Subsequent to the release of the report, seven Korean and international NGOs have called on South Korea to undertake immediate reforms to restore its international credibility. They include the international groups the Antarctic and Southern Ocean Coalition, the Environmental Justice Foundation, Greenpeace Seoul, Oceana and WWF and Korea’s Citizen’s Institute for Environmental Studies, and the Korea Federation for Environmental Movements. The groups say that the listing could result in trade sanctions on South Korean seafood exports if immediate reforms are not undertaken. 
Reforms designed to address the failings in the CCAMLR case are currently before Korean parliament but have not yet been approved. The NGOs have also called for reforms to build greater transparency in Korean fisheries, including the publication of important information on vessel identity and IUU fishing offenses to publicly accessible databases.

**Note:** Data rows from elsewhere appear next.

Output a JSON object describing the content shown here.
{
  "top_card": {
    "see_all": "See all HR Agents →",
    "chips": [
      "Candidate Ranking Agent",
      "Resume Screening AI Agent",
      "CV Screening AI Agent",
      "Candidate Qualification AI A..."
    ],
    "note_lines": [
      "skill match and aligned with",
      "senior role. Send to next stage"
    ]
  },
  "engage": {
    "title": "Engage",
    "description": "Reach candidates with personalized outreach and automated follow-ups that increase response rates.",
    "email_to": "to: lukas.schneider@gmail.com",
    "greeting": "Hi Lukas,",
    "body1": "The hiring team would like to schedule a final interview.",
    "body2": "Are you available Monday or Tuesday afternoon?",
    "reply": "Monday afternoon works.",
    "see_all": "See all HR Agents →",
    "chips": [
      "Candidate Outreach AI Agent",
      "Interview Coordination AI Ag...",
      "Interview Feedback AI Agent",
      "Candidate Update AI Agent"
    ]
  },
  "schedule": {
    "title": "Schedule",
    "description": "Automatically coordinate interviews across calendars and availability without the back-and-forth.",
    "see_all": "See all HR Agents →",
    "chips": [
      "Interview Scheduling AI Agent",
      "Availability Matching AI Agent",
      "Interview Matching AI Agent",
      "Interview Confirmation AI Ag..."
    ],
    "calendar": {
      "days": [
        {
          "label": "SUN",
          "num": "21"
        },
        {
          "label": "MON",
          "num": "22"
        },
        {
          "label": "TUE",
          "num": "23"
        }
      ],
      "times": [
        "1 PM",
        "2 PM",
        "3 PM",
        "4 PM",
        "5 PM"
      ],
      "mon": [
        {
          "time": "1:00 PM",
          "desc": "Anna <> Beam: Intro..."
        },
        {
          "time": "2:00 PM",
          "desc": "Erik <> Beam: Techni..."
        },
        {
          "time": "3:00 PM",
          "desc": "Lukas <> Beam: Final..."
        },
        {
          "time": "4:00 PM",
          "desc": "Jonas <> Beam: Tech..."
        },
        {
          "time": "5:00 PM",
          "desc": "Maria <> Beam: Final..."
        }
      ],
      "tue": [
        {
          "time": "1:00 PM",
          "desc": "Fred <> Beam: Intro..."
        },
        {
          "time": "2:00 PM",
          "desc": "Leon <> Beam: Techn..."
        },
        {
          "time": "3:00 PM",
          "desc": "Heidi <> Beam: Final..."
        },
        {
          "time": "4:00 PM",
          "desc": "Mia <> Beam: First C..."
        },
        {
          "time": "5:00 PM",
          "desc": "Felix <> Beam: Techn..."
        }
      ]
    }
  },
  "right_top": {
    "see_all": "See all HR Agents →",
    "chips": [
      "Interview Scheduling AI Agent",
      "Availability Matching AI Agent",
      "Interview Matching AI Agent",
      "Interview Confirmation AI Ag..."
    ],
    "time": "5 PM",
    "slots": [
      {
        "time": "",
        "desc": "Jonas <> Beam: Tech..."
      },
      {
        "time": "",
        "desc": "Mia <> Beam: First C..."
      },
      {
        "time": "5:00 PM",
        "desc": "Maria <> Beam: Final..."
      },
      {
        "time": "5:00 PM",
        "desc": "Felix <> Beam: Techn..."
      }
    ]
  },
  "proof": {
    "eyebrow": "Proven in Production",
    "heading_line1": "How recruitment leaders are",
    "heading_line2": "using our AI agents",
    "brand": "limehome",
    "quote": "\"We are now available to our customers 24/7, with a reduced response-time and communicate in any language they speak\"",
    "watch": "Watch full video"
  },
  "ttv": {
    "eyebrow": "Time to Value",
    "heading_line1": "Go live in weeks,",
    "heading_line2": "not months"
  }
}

The report also highlights significant public reports of alleged illegal fishing by Chinese-flagged vessels in the EEZs of other nations. In addition, there were reports of numerous instances where China denied responsibility for vessels that had multiple characteristics of being Chinese-flagged vessels that were fishing in violation of a conservation and management measure. These allegations indicate that the activities were occurring in almost every region of the world. 

Some of the allegations include:

•  There have been at least three reported incidents with Chinese-flagged vessels in Argentina’s EEZ. In January 2016, Argentina issued an international arrest warrant for the Hua Li 8, which was found fishing 800 meters inside Argentina’s EEZ and then fled from patrol vessels and was later captured in Indonesia in April 2016. In March 2016, the Lu Yan Yuan Yu 010 was caught fishing inside Argentina’s EEZ and was sunk by the Argentine Coast Guard after it tried to collide with and flee from official ships. In March 2018, Argentina issued an international capture order for the Jing Yuan 626 and four other Chinese-flagged vessels of the state-owned Beijing Fisheries. The Jing Yuan 626 was found fishing in Argentina’s EEZ then fled official pursuit with the assistance of the four other boats that threatened to ram an Argentinian Coast Guard vessel.

•  In June 2017, Senegalese authorities detained seven Chinese-flagged fishing boats for illegally fishing in its waters.

•  In 2017, eight Chinese-flagged vessels were detained for illegal fishing by Guinea, Sierra Leone and Guinea Bissau. Guinea detained the Chinese-flagged vessels Lian Run 34 and 47, which were caught with illegal fishing nets and illegal shark fins.

•  In the Pacific Islands, joint enforcement operations, such as Operation Rai Balang in 2017, showed illegal fishing by five Chinese-flagged vessels in Vanuatu and one Chinese-flagged vessel in Micronesia.

•  In August 2017, the Ecuadorian Coast Guard detained the Chinese-flagged refrigerated carrier vessel the Fu Yuang Yu Leng 999 in the waters of the Galapagos Islands Marine Reserve and found it contained a cargo of 300 tons of fish, including hammerhead and silky sharks. Further analysis of publicly available vessel tracking data shows the carrier vessel loitered in close proximity to four Chinese-flagged longline vessels prior to entering Ecuador’s waters, suggesting unauthorized transshipment may have occurred.

The report is available here.